But the issues extend beyond car manufacturers. With less new vehicles in sales lots and on showroom floors, drivers are eager to buy used and pre-owned cars. With travel halted for much of 2020, car rental companies, such as Hertz and Enterprise, tried to offset losses by selling off cars. Over the summer, this led travelers to think up creative solutions — U-Haul rentals, anyone? — when it came to getting around. Now, however, these same rental companies are struggling to restock their inventory and have resorted to purchasing used cars at auctions.
Will the Shortage Have Lasting Impacts?
The shortage has forced most countries to rethink manufacturing practices. Why depend on other countries if you can manufacture chips at home? That’s the logic the European Commission has played with, even hinting at setting up a chip-manufacturing company to boost self-reliance when it comes to producing essential tech. If successful, this endeavor would be backed by Intel — a company that’s already looking at setting up new chip manufacturing sites in Arizona. Needless to say, the landscape is certainly shifting.
Some of the world’s largest chip manufacturers are confident that they will be able to meet the demand by the end of 2021 or early 2022, but it’s more complicated than just ramping up production. There’s already a backlog of orders from tech giants and car manufacturers alike, so even if more chips are produced there are just so many orders to fill. And that takes time.

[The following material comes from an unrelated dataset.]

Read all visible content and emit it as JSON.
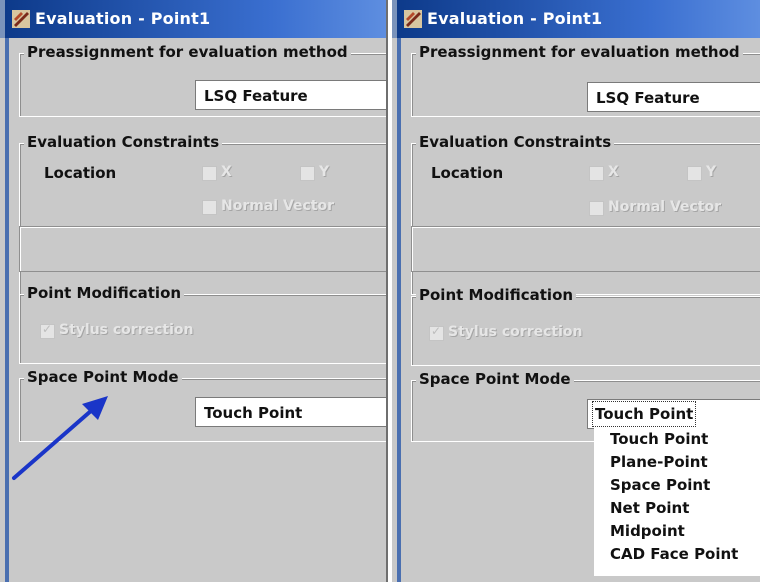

All of this to say, if you plan on buying some chip-reliant presents this holiday season, you might want to reevaluate. Of course, you might get lucky if you go shopping early on — before the holidays are on everyone’s radar. But, even so, the chip shortage, paired with high demands from fellow consumers, may leave you making some more low-tech purchases this December.